The online vehicle registration system on Monday was able to continue operation following the adding of local registry branches without lapses or collapse, officials said. The system, however, did slow in places. The electronic system, which has been plagued by glitches since the summer, was only operating at 60 percent. Continuing problems were responsible, at least in part, for the recent departure from government of former transport minister Pavel Dobeš of LIDEM; he has been replaced by Civic Democrat Zbyněk Stanjura.
Mladá Boleslav-based carmaker Škoda Auto began serial production of the third generation Octavia on Monday, the most important model in the company’s line-up. Production capacity has been raised from 800 to 1,200 vehicles a day. The new sedan is meant to improve brand recognition abroad, the carmaker said, and is expected to follow the success of the previous models. Octavia is Skoda’s best seller, representing 44 percent of global sales, for example, in the first 11 months of this year. The redesigned vehicle will be released onto the European market at the end of January.

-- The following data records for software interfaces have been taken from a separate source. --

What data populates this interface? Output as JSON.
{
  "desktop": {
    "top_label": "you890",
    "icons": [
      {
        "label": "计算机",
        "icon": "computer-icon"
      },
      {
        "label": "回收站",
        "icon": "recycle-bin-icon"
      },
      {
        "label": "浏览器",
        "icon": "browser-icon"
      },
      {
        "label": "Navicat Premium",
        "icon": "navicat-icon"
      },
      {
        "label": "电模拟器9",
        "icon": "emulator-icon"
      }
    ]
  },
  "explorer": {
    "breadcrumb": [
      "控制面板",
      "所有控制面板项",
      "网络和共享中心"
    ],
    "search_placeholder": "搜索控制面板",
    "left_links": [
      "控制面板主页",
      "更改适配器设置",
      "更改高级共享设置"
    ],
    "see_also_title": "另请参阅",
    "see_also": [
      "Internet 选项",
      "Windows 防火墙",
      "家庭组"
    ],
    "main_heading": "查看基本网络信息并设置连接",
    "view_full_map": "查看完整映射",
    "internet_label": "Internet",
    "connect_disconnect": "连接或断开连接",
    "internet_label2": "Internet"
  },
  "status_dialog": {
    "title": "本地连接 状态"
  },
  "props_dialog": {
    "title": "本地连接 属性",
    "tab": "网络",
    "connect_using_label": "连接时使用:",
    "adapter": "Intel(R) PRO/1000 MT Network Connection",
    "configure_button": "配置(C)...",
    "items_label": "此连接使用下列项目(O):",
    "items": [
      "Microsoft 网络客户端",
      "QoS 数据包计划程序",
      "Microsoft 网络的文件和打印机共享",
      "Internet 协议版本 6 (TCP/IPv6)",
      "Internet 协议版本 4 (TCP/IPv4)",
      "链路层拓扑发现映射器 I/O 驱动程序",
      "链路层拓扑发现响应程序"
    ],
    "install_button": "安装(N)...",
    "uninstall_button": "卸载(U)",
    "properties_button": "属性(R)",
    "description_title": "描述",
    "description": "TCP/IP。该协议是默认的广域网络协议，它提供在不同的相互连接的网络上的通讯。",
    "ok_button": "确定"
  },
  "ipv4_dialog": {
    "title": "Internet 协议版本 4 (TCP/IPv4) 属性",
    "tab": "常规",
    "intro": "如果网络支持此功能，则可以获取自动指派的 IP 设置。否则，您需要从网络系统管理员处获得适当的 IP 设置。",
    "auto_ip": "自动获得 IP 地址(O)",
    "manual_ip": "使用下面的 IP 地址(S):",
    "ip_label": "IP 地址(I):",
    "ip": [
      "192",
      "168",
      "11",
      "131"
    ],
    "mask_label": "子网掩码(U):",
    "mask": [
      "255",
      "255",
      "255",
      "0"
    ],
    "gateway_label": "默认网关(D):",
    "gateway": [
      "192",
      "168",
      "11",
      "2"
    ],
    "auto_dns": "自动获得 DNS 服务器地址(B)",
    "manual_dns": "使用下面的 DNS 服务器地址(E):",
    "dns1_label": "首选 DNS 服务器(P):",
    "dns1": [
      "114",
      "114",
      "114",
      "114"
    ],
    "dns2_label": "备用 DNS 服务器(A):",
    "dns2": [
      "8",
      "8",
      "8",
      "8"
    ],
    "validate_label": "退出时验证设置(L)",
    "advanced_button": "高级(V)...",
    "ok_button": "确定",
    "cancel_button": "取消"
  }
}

France's Areva is aiming to continue its fight to be included in a lucrative tender for the completion of the Czech Republic’s Temelín nuclear power plant, Czech daily Mladá fronta Dnes reports. According to the daily, the firm sees the manner in which it was excluded from the tender as problematic and far from standard procedure. Areva representatives say the price offered by the firm was in order and stress the company will push its case even at the highest instance court. Thomas Epron, Areva's regional head for Central Europe, said the French company had provided guarantees in supplied documentation that the final price of Temelín´s expansion would not exceed a certain level and the cost of the project, between 200 and 300 billion crowns, would not see manifold growth. ČEZ spokesman Ladislav Kříž told the paper that Areva´s bid had failed to meet defined criteria on a number of points.